Sunday, June 7, 2009
Chile - September 2006 - First Impressions
Cachondo Chile is celebrating 18 years in Chile and invited other bloggers to share their first impressions. EIGHTEEN YEARS! Wow! Happy Anniversary and Congratulations!
So, here are my memories of my first steps in Chile....
I arrived in Chile in September 2006 after a brutal 8-hour bus trip from our home in the Western highlands of Panama and an overnight flight to Santiago. I was a little disoriented, trying to gather my thoughts when the immigration guy said something to me. Huh? My husband asks me, "What did he say?" The disorientation is setting in stronger now. "I have no clue! I think we got on the wrong plane because that doesn't sound like Spanish to me!" I mistakenly thought they spoke Spanish in Chile.
Outside the airport the cold hits me in the face. Where are we? A cab ride into Santiago confirms that we are indeed NOT in Latin America! I decide immediately that the city is incredible, my eyeballs stuck to the window, watching all the beautiful old buildings go by, the people dressed very stylishly, the lack of garbage and trash, the handsome Carabineros (I learned they don't like to be called policia), men with steaming tanks of water strapped to their chests selling instant coffee and a hint of the Andes mountains through a haze. Not Latin America. Definitely not.

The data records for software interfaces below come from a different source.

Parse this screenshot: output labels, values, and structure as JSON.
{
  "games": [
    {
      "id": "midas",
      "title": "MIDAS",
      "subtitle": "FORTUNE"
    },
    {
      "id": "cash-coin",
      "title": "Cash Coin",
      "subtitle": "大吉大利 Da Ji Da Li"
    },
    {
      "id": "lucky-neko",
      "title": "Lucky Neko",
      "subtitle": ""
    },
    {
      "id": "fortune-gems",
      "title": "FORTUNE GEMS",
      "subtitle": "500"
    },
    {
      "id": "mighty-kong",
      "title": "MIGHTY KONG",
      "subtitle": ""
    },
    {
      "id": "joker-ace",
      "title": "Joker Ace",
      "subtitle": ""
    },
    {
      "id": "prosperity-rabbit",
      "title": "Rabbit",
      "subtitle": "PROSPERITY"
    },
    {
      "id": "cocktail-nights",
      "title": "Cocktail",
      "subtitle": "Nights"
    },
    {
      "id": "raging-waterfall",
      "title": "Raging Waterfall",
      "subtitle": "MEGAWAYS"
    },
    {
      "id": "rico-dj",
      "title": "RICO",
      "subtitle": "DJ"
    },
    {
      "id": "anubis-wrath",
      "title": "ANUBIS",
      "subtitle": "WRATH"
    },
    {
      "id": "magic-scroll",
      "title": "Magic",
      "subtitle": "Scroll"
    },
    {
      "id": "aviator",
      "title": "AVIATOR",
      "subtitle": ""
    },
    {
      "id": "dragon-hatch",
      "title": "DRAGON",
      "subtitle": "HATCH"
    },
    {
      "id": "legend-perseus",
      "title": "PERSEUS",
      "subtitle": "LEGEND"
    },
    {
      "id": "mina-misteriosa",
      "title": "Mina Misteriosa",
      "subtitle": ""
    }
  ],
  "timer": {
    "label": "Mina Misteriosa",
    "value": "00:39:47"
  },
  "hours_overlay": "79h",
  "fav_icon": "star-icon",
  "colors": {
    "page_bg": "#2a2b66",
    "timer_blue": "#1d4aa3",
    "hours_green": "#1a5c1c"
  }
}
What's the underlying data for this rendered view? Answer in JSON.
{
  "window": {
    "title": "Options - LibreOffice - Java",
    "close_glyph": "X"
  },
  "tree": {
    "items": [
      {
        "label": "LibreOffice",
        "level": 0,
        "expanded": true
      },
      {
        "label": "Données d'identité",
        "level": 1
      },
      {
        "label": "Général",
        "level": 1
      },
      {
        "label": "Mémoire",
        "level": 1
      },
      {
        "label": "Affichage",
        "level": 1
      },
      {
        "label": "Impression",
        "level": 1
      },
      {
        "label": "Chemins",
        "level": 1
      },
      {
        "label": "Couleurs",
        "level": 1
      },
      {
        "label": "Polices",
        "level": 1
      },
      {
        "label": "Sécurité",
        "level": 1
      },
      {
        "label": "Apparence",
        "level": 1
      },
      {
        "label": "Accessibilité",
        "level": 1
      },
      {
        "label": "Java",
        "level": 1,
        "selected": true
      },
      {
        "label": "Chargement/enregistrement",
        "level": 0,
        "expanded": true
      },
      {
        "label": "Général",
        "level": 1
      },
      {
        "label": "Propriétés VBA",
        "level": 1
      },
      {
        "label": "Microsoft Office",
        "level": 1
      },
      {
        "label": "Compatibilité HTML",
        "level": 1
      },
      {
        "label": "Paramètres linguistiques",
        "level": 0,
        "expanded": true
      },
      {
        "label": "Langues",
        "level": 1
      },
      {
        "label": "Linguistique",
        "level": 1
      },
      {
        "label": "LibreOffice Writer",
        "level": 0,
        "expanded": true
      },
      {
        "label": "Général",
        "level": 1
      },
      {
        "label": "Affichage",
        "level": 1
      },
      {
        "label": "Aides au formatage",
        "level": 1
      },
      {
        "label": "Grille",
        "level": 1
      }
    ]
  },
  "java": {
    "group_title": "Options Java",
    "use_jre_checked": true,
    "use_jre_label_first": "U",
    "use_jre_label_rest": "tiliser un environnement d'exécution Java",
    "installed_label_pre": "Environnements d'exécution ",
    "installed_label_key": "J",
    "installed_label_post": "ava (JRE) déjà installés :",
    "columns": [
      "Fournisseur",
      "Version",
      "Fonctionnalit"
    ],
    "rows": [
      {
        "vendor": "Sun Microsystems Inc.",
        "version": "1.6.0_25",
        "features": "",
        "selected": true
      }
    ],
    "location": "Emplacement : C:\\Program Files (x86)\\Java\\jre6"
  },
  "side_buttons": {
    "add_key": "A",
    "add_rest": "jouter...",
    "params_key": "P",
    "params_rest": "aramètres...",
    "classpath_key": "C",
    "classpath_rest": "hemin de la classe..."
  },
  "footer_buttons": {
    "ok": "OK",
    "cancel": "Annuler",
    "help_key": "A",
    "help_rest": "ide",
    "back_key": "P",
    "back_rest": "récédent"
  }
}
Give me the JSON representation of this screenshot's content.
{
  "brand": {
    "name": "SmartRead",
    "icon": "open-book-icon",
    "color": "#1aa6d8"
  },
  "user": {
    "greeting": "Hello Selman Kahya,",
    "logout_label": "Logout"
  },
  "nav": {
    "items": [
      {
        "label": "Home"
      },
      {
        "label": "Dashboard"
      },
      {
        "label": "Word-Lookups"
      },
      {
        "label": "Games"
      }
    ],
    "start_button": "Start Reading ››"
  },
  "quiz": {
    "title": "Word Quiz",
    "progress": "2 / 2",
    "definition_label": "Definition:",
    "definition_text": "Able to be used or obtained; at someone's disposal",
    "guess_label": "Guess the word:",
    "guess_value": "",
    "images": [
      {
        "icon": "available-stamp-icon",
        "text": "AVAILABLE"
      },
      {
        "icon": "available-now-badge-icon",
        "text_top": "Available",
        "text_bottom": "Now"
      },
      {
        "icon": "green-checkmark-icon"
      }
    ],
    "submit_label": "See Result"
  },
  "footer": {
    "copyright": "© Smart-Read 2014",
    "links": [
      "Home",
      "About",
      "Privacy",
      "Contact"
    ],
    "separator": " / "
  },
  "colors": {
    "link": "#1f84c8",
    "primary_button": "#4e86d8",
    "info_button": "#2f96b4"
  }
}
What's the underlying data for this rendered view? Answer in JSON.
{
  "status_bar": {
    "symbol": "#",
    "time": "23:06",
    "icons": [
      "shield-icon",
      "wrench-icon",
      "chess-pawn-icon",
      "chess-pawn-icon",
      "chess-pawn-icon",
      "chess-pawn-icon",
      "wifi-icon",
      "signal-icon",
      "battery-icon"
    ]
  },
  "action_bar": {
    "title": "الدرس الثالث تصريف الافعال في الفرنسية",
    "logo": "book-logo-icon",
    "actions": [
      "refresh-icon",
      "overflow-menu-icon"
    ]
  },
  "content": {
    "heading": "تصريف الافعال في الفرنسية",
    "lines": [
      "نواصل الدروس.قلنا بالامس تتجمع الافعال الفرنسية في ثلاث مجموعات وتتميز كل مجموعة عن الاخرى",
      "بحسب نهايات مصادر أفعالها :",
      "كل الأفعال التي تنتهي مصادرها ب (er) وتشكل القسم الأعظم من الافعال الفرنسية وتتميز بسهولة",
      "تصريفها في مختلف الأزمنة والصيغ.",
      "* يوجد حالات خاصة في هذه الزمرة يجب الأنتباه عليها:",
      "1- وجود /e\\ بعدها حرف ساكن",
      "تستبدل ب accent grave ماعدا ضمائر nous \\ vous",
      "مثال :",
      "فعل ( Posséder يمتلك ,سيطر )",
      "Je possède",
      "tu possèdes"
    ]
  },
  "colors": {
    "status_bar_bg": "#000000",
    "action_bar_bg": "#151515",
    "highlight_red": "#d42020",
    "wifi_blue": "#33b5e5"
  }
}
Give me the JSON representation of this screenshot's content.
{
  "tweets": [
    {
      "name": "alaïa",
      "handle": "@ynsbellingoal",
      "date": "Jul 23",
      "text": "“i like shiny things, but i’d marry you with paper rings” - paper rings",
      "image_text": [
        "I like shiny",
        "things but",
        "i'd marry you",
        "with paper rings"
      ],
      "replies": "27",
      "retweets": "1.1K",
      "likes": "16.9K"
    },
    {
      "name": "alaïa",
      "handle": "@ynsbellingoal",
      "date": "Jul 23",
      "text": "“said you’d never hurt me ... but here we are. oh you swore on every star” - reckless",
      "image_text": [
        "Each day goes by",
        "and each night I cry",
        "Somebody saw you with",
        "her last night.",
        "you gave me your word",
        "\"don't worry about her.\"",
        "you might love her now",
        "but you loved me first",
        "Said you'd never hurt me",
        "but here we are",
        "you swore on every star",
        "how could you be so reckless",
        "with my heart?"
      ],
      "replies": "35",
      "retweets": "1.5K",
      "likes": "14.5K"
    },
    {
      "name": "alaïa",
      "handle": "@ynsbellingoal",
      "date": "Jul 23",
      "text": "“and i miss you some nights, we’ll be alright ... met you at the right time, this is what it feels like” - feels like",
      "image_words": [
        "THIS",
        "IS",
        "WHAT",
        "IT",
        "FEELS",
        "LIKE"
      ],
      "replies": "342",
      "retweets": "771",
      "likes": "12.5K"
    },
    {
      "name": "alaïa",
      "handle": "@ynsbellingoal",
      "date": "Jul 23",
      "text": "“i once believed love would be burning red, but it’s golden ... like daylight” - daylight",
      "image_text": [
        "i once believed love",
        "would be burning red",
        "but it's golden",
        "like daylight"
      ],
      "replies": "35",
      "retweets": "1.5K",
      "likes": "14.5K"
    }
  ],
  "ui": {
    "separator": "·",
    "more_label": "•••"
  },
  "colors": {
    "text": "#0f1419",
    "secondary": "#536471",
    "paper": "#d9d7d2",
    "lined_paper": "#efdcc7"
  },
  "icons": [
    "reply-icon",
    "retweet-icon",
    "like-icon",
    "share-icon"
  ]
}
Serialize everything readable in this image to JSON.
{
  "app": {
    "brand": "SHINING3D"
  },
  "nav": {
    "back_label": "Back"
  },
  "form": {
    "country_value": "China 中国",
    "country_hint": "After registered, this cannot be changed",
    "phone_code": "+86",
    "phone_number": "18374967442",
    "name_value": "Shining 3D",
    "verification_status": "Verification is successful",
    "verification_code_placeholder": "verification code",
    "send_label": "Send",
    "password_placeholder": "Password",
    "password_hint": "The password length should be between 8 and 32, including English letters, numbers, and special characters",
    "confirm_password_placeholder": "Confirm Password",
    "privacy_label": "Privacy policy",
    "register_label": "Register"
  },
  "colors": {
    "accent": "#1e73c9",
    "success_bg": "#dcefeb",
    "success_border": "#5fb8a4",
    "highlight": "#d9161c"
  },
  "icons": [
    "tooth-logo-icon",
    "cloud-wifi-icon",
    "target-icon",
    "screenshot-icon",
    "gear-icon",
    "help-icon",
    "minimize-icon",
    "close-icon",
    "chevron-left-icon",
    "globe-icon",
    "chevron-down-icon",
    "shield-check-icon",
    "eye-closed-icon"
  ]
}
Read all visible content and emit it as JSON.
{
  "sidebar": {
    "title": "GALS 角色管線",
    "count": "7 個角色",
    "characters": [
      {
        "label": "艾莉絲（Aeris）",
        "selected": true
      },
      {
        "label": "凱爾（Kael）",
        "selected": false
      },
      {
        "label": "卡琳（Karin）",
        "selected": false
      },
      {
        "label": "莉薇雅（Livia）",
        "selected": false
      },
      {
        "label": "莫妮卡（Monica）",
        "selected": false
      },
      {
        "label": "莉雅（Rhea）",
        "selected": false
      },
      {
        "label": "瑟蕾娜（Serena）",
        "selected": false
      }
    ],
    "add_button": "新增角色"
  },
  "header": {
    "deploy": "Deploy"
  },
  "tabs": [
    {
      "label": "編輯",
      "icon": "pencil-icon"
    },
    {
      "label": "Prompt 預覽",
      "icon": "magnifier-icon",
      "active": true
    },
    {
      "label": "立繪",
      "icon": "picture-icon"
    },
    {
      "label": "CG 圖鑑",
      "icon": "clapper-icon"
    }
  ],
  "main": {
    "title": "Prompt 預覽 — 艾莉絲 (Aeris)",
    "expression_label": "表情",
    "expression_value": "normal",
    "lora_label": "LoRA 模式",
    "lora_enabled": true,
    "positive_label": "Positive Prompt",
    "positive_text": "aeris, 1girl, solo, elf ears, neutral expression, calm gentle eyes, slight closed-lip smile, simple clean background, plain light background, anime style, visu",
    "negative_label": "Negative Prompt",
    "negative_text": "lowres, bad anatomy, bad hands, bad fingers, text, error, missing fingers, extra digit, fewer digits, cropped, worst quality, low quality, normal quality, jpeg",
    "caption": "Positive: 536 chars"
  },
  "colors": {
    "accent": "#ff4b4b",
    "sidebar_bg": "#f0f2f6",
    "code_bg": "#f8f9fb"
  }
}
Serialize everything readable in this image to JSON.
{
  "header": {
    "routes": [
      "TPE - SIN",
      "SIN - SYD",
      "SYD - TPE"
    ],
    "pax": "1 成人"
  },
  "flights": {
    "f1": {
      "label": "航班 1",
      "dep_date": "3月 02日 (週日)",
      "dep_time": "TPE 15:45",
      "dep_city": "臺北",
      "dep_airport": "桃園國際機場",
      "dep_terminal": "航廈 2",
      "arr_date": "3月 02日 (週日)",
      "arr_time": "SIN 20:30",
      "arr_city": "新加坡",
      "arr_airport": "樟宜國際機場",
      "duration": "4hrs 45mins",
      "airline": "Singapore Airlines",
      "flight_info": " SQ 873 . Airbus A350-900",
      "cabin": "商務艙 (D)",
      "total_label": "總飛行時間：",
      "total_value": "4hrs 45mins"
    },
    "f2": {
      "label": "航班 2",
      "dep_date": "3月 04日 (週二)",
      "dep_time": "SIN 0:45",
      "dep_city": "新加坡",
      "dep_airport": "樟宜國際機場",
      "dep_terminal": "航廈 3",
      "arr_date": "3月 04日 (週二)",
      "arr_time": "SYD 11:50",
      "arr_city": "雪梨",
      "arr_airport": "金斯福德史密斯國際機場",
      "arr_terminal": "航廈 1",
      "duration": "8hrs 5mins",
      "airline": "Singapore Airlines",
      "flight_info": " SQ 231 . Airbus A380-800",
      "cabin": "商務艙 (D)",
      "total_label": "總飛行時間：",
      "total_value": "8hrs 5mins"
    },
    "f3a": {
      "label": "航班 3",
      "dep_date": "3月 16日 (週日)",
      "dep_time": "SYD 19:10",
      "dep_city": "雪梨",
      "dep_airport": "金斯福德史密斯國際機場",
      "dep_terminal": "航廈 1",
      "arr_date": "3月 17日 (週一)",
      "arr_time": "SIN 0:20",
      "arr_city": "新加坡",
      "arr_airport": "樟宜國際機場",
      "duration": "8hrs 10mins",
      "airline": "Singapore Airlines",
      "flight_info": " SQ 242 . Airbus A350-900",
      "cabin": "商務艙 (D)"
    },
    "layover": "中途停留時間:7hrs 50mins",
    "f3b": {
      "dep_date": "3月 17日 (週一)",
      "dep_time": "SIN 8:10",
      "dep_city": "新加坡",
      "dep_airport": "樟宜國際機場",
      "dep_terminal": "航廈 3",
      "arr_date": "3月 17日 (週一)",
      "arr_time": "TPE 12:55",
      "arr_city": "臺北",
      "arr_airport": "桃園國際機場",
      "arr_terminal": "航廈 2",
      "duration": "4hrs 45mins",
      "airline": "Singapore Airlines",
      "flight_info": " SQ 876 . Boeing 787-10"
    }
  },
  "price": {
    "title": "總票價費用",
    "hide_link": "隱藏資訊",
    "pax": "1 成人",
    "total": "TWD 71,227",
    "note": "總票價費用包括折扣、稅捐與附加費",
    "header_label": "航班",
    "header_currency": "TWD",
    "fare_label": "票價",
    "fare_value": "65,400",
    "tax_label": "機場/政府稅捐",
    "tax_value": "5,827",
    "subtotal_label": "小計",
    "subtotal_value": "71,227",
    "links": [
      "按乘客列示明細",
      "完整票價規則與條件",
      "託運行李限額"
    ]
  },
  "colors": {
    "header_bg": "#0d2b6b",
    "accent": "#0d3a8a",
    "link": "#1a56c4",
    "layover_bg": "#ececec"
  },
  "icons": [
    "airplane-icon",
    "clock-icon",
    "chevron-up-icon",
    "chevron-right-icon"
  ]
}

I deposit the bags and my husband at the cheap hostel we will stay at, and I hit the streets to explore. I make my way to the Plaza del Armas and buy postcards and sit on a bench to write to people who could care less where I am, or where Chile is, and wait for the post office to open. An old man who definitely needs to change his pants bums a cigarette from me then tries to give me a kiss as other bench people watch and chuckle. Pigeons and artists with easels and paintings and fabulous looking people going in all directions with European-looking clothing and nice shoes. Except for the old man trying to kiss me, this is not Latin America. And they definitely don't speak Spanish. A man painted with copper-colored metallic paint and dressed as a miner draws a crowd by the post office while another man with a bass drum, cymbals and musical instruments of all sorts taped and bolted to his drum collects a circle of watchers on the other side of the plaza. And what is that???? A subway entrance? Wow.
A cafe opens on one corner of the Plaza and I have my first cup of instant coffee. This will take some getting used to. A menu is a carta. The things on the menu bear no resemblance to any words or food that I am familiar with. A hamburger with an egg on it? Hot dogs with smashed avocados and chopped tomatoes and MAYONNAISE? You must be kidding me. A little boy hands me a little package of stickers and I thank him for it. He comes back a minute later and demands money for it. I give it back.
I am in love with Chile, yet I don't even know Chile. Just this first few hours and this little place, my Plaza del Armas. I pour over my stack of postcards showing all the places I wonder if I will actually see on this trip. My destination will be Futaleufu, a place I still did not know how to pronounce (along with Cohyaique, and Aysen and Puyhaipi, and Caleta Tortel). I still don't know how to spell them. I am in love with Chile, and it is NOT Latin America at all! And it has lots of surprises in store for me:
Farm animals roasting crucifiction style in front of hunks of burning wood
Instant coffee (still getting used to it...it still surprises me)
Wood-burning cook stoves
Toilets with actual toilet seats
German-style houses and buildings
Huasos on horses with Clint Eastwood (Spaghetti Western) hats
Good looking, fit Carabineros (I've never seen a fat cop in Chile)
Carabineros on magnificent horses IN the city
Communist book store
Stores closing for four-hour lunches
Intersection street performers
I love my Chile.